■ **Exercise requirements**: In the material below, the lines containing the word "value" are required; copy each of them.

■ **Exercise data**:
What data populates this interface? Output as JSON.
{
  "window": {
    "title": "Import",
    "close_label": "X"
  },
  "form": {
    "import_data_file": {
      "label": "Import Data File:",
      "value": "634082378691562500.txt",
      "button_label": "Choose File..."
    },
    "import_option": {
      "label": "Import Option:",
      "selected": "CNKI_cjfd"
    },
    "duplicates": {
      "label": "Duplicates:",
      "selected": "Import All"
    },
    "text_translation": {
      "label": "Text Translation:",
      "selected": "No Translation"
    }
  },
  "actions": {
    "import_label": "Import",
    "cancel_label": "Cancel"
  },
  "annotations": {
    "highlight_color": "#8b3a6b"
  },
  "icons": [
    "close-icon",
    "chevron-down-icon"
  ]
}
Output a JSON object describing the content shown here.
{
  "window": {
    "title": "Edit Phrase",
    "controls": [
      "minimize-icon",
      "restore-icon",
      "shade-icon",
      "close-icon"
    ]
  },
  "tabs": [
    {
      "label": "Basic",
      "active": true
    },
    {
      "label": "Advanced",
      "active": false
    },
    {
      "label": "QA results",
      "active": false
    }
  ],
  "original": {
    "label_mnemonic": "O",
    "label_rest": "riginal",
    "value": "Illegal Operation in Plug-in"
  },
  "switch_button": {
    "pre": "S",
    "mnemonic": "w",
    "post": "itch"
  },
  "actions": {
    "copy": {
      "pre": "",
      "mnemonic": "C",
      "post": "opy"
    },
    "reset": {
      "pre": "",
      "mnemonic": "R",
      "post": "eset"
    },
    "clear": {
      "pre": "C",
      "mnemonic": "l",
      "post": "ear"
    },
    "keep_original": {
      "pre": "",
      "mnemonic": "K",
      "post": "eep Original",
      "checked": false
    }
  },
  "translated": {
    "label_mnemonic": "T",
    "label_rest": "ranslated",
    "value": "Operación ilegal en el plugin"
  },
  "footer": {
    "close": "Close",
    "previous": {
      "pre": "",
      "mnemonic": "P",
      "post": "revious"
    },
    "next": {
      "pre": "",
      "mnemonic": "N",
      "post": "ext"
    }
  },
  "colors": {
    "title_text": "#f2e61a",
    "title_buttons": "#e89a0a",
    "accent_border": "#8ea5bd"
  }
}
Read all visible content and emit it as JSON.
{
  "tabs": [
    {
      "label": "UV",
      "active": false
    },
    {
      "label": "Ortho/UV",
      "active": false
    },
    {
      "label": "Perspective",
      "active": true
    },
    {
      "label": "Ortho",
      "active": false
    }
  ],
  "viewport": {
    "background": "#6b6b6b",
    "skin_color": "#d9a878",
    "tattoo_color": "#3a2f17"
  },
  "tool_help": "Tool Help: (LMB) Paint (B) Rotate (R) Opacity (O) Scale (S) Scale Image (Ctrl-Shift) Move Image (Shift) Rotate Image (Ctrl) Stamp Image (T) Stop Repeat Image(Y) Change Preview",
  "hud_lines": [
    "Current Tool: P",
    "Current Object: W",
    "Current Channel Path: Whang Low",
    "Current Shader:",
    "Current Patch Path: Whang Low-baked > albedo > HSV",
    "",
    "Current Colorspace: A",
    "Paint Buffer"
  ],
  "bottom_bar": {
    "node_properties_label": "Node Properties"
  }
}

■ **Solved problem**:
      "value": "634082378691562500.txt",
    "value": "Illegal Operation in Plug-in"
    "value": "Operación ilegal en el plugin"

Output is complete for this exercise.